◆ **What this task involves**
What is the number of lines in the following data that contain "icon"? Answer with the number alone.

◆ **Data extract**

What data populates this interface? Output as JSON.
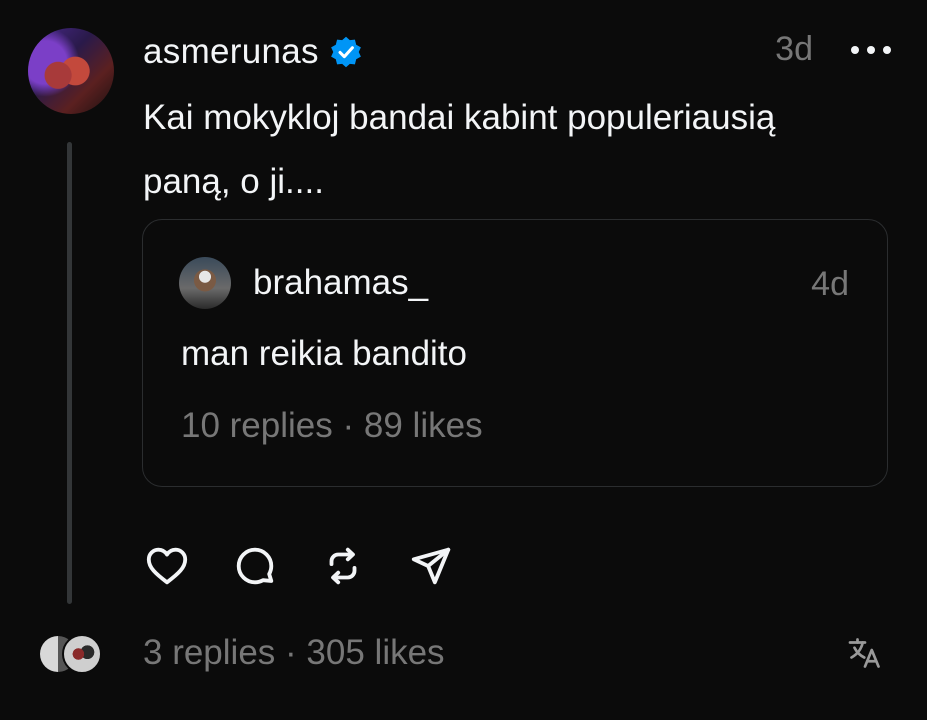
{
  "post": {
    "username": "asmerunas",
    "verified": true,
    "time": "3d",
    "text": "Kai mokykloj bandai kabint populeriausią paną, o ji....",
    "footer": {
      "replies": "3 replies",
      "separator": "·",
      "likes": "305 likes"
    }
  },
  "quoted_post": {
    "username": "brahamas_",
    "time": "4d",
    "text": "man reikia bandito",
    "stats": {
      "replies": "10 replies",
      "separator": "·",
      "likes": "89 likes"
    }
  },
  "actions": [
    {
      "icon": "heart-icon"
    },
    {
      "icon": "comment-icon"
    },
    {
      "icon": "repost-icon"
    },
    {
      "icon": "share-icon"
    }
  ],
  "colors": {
    "background": "#0b0b0b",
    "primary_text": "#f3f5f7",
    "secondary_text": "#777777",
    "verified_badge": "#0095f6",
    "border": "#2b2d2f"
  }
}
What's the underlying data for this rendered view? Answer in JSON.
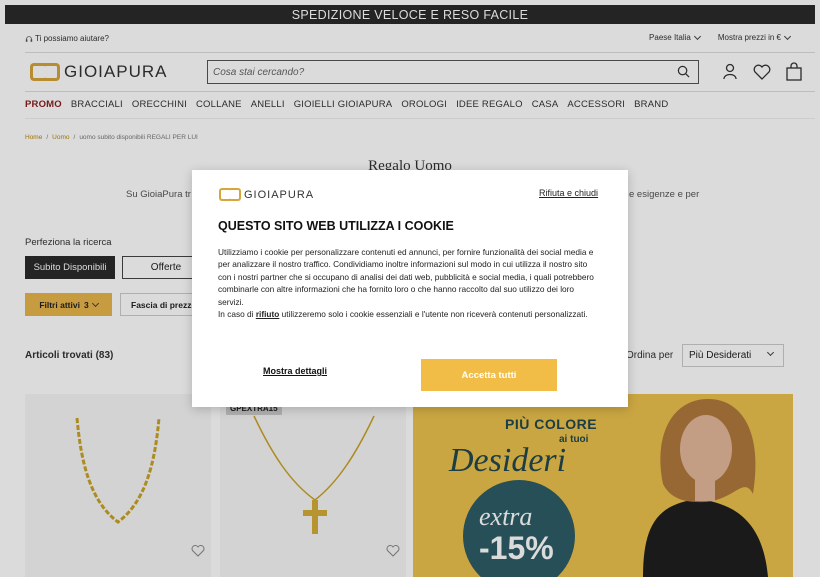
{
  "topbar": {
    "text": "SPEDIZIONE VELOCE E RESO FACILE"
  },
  "utility": {
    "help": "Ti possiamo aiutare?",
    "country": "Paese Italia",
    "currency": "Mostra prezzi in €"
  },
  "header": {
    "logo": "GIOIAPURA",
    "search_placeholder": "Cosa stai cercando?"
  },
  "nav": [
    "PROMO",
    "BRACCIALI",
    "ORECCHINI",
    "COLLANE",
    "ANELLI",
    "GIOIELLI GIOIAPURA",
    "OROLOGI",
    "IDEE REGALO",
    "CASA",
    "ACCESSORI",
    "BRAND"
  ],
  "breadcrumb": {
    "home": "Home",
    "uomo": "Uomo",
    "current": "uomo subito disponibili REGALI PER LUI"
  },
  "page": {
    "title": "Regalo Uomo",
    "intro_left": "Su GioiaPura tr",
    "intro_right": "e esigenze e per"
  },
  "filters": {
    "refine_label": "Perfeziona la ricerca",
    "available": "Subito Disponibili",
    "offers": "Offerte",
    "active": "Filtri attivi",
    "active_count": "3",
    "price": "Fascia di prezzo"
  },
  "results": {
    "found": "Articoli trovati (83)",
    "sort_label": "Ordina per",
    "sort_value": "Più Desiderati"
  },
  "products": [
    {
      "badge": ""
    },
    {
      "badge": "GPEXTRA15"
    }
  ],
  "banner": {
    "line1": "PIÙ COLORE",
    "line2": "ai tuoi",
    "line3": "Desideri",
    "line4": "extra",
    "line5": "-15%"
  },
  "cookie": {
    "logo": "GIOIAPURA",
    "reject": "Rifiuta e chiudi",
    "title": "QUESTO SITO WEB UTILIZZA I COOKIE",
    "body1": "Utilizziamo i cookie per personalizzare contenuti ed annunci, per fornire funzionalità dei social media e per analizzare il nostro traffico. Condividiamo inoltre informazioni sul modo in cui utilizza il nostro sito con i nostri partner che si occupano di analisi dei dati web, pubblicità e social media, i quali potrebbero combinarle con altre informazioni che ha fornito loro o che hanno raccolto dal suo utilizzo dei loro servizi.",
    "body2_pre": "In caso di ",
    "body2_link": "rifiuto",
    "body2_post": " utilizzeremo solo i cookie essenziali e l'utente non riceverà contenuti personalizzati.",
    "details": "Mostra dettagli",
    "accept": "Accetta tutti"
  },
  "colors": {
    "gold": "#e8b54a",
    "dark": "#2b2b2b",
    "promo_red": "#8b1e1e",
    "accept": "#f1bd46",
    "banner_teal": "#2e5d66"
  }
}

◆ **Problem solution**
4